There’s irony in the location of many of the Manchester courts, facing across a narrow street the People’s History Museum. The law has so often been used by the rich and powerful against the people, and that’s what was happening there this morning.
An incredibly broad-ranging, restrictive injunction brought by the private fracking firm Cuadrilla had led to three defendants, known as the Preston New Road Three – Katrina Lawrie, Christopher Wilson and Lee Walsh – appearing before the court, with the potential to be facing up to two years in jail.
There have been attempts to challenge that injunction, with its serious restriction on the democratic right to protest, but on Sunday night the refusal of a judge to cap the potential costs of the challenge forced Friends of the Earth to withdraw its case.
But should it have been needed, the People’s History Museum was there to remind the PNR Three and their supporters that although it has often been tough, and there have been many setbacks, the people have won many rights in the past – from the vote to the right to form unions to equalities laws – and defended them against powerful, wealthy opposition.
Not that such a reminder was really needed this morning, for the mood outside the court was buoyant. Supporters marched down from the Extinction Rebellion Deansgate shutdown, news filtered in of the Barclays Bank ‘glue on’, and a busload of supports came direct from Preston New Road where a huge group of local residents, many of them previously not engaged in the protest, marched at the weekend, after Cuadrilla shook their homes with a 2.9 fracking-induced earthquake.
Change is possible – indeed inevitable – and we can make sure it is in the right direction
And as we sang, danced and spoke, an electric free bus, travelling one of three routes through Manchester centre now, regularly passed us, a reminder that change is possible – indeed inevitable – and we can make sure it is in the right direction.
Many of those speakers were making links beyond the issue of fracking, beyond even the pressing climate emergency, out to the state of Britain today and what is unfolding down in far off Westminster, where we have a government threatening to ignore the rule of law, the dictates of Parliament, to try to force through a crash-out Brexit.
Reference was made to the environmental implications of that, but also to the far broader view: the fact that the project of establishing democracy and ensuring human rights, something that has never been given but has to be taken, is still far from complete in the UK.
This weekend I was listening to a podcast on the history of Rome.
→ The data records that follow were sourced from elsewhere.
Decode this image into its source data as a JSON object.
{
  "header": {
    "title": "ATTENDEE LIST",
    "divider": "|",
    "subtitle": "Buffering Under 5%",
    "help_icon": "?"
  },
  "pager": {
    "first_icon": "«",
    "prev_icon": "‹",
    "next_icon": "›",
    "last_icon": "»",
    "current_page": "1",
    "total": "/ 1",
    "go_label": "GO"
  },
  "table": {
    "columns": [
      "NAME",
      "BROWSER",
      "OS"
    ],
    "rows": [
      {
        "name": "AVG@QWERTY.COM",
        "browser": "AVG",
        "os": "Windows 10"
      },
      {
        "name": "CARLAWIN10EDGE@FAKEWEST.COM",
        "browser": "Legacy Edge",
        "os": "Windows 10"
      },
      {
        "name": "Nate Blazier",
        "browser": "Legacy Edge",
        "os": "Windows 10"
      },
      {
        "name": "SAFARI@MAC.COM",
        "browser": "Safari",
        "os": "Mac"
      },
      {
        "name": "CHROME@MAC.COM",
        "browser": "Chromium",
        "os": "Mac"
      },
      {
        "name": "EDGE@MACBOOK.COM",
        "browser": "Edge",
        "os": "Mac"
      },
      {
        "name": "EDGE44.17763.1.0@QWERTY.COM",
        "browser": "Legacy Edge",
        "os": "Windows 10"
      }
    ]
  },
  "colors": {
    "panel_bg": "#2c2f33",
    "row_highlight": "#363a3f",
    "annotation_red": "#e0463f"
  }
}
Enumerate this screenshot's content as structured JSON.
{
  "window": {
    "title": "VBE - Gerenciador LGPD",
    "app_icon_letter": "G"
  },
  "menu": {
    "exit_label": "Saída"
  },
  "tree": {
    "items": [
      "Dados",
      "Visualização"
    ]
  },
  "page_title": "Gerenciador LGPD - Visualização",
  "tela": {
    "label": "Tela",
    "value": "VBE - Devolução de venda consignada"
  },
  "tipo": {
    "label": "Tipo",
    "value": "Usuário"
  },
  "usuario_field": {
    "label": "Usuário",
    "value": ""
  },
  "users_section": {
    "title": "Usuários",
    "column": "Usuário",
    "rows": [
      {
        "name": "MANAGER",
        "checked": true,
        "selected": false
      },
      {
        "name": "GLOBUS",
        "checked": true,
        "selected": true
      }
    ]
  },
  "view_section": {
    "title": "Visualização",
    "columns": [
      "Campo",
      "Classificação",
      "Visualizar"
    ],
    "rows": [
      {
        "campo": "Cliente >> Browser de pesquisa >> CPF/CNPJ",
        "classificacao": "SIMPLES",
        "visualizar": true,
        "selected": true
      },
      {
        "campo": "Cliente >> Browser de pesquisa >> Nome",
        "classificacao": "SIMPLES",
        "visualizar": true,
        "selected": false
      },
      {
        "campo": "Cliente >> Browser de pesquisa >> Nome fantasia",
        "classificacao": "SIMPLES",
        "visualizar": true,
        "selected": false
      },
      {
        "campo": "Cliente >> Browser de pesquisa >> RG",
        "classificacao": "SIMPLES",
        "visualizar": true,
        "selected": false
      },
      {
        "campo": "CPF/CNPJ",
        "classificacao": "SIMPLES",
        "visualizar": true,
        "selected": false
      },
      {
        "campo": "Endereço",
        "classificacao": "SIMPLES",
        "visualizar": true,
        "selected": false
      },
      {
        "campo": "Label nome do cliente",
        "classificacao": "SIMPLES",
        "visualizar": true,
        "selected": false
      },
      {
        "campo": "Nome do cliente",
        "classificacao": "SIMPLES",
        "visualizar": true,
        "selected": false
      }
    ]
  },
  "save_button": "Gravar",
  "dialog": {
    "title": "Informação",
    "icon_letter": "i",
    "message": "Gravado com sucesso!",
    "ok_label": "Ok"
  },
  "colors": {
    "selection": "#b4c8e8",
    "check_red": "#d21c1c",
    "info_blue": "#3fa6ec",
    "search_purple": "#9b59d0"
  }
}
We know that Boris Johnson is keen on Roman history; perhaps, I’d suggest, he might look to back to the agitation by the plebians that led to the Law of the Twelve Tables – the codification of Roman law that meant everyone had access to and could know the rules under which they were being governed.
That’s something that we haven’t yet secured in Britain, with our unwritten constitution and our severely discriminatory law that favours those with cash to burn, like Cuadrilla, over local communities. But the determination to match what the Romans set out as at least a principle in 450BC is growing fast in the UK.
There’s a saying that feels just right in this tumultuous week, a reminder and an inspiration: we are the many, they are the few. That was true of the plebians in fifth-century Rome. That’s true of Cuadrilla, it’s true of the Barclay bosses, and it’s true of Johnson’s loyalist MPs in Westminster. It was evident outside the court in Manchester this morning.
They are on the wrong side of history; we, the people, are on the right side.